“My vision was to display and sell Indian craftsmanship in cities like Paris. I singlehandedly curated a selection of items that I thought would fit in with the needs and expectations of the French,” she says.
Several times a year, Grewal would make trips to India in search of the finest fabrics, handwoven by craftsmen. Consequently, she opened another boutique in 1968 at rue St Germain des Prés, and then in 1971, the flagship store Mohanjeet — the only one that remains — on Rue 21 St Sulpice.
‘Like a potter with clay’
As the 92-year-old welcomes clients (now friends) — the likes of Romain Gary, Jean Seberg, Catherine Deneuve, Yves Saint Laurent and Jane Fonda — she reminisces how times have changed.
“Years ago, fashion was led by big names like Balenciaga and Dior. The whole market was waiting for those top collections to come out in order to say what was in or not. The mass market was waiting for those collections in order to copy, and take off those clothes from famous names. But today, this is not the case,” she notes.
“Nowadays, it is a daily show. We have thousands of names and there are designers everywhere. Everything is very fast-forward. There is no limit to creativity. Things keep coming back and going away, it changes all the time.”
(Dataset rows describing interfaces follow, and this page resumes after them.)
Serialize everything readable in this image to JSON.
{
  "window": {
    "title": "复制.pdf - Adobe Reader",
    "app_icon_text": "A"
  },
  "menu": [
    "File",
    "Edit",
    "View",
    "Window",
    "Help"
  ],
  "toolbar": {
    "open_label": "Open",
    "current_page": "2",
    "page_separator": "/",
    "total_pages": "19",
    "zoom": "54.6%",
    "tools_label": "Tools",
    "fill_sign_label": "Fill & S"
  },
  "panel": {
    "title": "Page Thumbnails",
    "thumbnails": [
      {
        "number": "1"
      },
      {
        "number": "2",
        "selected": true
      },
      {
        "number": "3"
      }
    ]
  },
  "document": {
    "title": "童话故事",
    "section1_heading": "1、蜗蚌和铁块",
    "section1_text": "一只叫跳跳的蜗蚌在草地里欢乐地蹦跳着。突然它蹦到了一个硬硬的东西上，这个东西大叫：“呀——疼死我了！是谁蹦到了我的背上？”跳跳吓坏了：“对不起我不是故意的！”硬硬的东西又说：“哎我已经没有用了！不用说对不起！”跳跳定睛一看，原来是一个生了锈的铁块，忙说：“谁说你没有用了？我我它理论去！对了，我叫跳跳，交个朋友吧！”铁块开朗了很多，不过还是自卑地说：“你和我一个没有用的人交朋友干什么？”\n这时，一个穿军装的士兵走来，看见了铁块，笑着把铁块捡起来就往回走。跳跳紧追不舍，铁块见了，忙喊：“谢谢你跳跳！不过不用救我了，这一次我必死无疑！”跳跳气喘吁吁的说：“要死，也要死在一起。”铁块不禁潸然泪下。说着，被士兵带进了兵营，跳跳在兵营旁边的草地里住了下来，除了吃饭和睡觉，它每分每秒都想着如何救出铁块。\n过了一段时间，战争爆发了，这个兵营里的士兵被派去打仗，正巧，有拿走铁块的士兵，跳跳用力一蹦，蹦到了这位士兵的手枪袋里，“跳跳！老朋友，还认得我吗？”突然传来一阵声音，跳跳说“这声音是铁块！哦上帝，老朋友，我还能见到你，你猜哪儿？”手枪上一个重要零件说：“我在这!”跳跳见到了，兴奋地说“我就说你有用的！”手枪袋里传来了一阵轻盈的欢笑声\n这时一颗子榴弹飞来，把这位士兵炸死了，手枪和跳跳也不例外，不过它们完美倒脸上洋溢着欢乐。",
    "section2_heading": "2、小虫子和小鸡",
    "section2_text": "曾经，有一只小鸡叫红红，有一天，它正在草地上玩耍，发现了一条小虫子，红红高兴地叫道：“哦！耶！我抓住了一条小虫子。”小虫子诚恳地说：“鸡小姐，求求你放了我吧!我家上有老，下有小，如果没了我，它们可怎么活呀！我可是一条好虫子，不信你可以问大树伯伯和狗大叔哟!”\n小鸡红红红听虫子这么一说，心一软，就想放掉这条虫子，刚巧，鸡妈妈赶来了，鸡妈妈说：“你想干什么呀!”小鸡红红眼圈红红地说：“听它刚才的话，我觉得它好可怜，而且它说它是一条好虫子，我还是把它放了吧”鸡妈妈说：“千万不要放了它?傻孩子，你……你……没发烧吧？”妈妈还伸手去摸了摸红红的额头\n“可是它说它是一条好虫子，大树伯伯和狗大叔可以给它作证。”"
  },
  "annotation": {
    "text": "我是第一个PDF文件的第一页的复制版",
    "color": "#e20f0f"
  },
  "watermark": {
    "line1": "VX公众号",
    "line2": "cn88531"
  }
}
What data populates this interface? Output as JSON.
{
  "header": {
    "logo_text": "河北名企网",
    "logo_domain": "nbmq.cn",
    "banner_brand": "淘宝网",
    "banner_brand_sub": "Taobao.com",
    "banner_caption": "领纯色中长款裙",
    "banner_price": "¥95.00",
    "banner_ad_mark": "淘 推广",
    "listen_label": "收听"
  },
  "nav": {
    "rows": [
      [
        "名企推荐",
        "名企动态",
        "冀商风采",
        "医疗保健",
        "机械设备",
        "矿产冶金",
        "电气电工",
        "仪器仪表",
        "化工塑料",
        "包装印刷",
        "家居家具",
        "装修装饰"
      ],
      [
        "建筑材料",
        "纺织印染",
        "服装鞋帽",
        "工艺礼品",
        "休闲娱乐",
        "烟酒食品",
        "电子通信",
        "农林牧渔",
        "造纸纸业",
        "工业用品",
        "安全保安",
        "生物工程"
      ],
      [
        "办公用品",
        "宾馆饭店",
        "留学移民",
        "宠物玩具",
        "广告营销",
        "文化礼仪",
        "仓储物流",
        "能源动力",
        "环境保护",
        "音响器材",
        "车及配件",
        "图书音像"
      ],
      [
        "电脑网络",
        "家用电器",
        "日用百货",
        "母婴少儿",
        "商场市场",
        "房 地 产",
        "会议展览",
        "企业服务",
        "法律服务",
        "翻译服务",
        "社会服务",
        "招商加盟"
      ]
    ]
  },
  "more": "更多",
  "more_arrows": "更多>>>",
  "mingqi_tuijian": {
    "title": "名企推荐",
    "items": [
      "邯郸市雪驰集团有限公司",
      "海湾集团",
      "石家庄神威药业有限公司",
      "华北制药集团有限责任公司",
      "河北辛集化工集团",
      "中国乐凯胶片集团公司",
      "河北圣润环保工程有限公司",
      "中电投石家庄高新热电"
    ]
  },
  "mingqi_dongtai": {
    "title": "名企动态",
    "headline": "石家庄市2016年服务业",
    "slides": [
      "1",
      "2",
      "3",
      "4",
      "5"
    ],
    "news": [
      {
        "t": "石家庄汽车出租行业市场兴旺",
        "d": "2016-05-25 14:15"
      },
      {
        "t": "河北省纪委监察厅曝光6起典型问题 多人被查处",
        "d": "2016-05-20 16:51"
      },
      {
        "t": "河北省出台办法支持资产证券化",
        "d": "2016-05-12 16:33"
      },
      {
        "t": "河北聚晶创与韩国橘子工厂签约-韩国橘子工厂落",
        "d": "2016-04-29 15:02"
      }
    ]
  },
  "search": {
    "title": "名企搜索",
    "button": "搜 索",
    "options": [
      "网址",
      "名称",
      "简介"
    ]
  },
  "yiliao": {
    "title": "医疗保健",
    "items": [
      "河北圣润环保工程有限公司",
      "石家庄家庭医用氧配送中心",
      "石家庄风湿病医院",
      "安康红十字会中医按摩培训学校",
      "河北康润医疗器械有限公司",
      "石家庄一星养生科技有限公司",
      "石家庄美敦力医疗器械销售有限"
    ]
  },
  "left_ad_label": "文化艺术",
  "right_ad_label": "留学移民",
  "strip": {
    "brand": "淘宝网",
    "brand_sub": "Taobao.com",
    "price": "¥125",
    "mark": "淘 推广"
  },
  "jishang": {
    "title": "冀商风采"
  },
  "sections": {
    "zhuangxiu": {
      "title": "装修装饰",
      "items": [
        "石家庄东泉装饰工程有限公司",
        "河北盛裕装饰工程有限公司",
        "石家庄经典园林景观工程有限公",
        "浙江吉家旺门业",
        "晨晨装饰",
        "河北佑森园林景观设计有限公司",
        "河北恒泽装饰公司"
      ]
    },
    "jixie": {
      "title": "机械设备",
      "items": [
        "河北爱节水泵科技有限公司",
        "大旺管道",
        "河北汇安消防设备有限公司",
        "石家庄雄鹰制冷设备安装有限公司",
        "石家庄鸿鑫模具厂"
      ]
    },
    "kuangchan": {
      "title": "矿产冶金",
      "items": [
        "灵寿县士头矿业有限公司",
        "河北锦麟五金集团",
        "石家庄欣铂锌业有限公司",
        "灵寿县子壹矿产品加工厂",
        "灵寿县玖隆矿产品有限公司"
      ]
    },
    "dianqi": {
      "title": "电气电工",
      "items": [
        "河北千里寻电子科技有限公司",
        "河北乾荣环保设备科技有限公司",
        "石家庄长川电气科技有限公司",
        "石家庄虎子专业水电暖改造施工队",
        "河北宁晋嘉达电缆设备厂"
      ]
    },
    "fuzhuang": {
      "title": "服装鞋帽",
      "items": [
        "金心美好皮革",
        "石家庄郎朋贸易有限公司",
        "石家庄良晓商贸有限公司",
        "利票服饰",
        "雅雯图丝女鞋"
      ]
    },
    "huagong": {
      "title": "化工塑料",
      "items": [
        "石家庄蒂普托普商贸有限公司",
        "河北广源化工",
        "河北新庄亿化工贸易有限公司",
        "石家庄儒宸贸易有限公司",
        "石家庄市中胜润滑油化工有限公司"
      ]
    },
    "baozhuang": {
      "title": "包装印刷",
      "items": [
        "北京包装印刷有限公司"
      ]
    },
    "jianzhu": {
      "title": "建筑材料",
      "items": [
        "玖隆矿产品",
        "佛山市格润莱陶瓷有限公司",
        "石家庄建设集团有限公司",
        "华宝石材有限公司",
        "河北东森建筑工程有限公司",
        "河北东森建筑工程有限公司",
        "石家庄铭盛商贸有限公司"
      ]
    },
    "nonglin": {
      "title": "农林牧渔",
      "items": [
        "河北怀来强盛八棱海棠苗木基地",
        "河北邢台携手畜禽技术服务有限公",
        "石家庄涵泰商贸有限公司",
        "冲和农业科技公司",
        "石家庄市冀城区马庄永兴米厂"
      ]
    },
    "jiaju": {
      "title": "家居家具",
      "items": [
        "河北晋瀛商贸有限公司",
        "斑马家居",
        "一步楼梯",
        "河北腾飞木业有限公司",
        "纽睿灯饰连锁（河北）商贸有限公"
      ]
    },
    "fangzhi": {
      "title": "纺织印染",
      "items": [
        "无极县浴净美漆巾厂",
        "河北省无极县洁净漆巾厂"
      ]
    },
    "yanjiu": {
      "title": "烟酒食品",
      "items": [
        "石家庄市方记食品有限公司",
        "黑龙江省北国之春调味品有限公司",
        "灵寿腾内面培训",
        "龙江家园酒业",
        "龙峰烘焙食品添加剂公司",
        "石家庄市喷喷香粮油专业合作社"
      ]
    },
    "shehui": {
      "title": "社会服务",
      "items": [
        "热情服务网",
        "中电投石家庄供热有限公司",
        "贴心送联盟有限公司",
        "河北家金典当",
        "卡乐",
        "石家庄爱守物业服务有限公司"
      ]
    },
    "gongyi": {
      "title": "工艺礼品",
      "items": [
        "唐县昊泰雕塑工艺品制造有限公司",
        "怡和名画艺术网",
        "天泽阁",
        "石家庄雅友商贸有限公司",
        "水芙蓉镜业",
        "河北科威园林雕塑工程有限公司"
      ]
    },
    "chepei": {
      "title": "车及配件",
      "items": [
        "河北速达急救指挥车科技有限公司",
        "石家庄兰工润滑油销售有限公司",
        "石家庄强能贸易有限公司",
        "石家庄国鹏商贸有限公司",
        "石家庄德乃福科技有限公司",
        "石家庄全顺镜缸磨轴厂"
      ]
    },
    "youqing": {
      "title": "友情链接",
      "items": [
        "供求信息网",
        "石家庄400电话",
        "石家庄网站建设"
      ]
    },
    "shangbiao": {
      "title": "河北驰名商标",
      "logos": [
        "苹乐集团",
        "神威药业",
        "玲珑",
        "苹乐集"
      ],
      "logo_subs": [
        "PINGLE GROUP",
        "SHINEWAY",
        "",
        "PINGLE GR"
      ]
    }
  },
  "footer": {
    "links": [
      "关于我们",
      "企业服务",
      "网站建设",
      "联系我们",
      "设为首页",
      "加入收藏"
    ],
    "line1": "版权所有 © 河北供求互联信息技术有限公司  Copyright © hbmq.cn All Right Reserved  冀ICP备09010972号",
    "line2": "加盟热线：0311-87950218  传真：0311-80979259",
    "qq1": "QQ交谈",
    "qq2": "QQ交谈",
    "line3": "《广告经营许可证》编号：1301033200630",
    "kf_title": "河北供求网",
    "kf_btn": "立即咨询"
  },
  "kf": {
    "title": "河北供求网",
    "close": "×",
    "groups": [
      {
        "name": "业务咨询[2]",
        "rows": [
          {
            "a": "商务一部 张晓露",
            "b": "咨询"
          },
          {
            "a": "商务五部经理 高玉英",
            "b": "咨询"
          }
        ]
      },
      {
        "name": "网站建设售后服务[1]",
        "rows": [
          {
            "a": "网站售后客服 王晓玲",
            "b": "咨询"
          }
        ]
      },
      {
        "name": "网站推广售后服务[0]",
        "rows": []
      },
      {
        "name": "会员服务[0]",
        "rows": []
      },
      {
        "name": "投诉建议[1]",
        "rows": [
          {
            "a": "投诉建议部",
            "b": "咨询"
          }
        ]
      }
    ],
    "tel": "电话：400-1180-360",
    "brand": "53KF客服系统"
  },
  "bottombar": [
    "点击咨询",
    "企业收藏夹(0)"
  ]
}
“People are willing nowadays to close their eyes on quality, on a real story, know-how in order to have more and more clothes. Nowadays everyone seems to be wearing the same clothes,” she remarks.
But, her brand hasn’t changed.
Mohanjeet still relies on word of mouth and has not resorted to e-commerce yet. The reason for this, she says, is to be able to show and sell the clothes to “some real aficionados who could really enjoy the work and beauty behind all those creations”.
At the brand, every design is produced in only three sizes S, M and L and Mohanjeet emphasises that once sold out, the same design may be available later, but never the same fabric.
When the fashion legend is not busy at her atelier, she says she loves exploring Paris and enjoying what it has to offer. “[I visit] museums, expositions, cinemas, [and enjoy] dancing, opera, listening to music,” she says, adding that she never defines herself as a stylist, even today.
“I [instead] define myself as a potter who has clay in her hands and does something out of it.”
Edited by Divya Sethu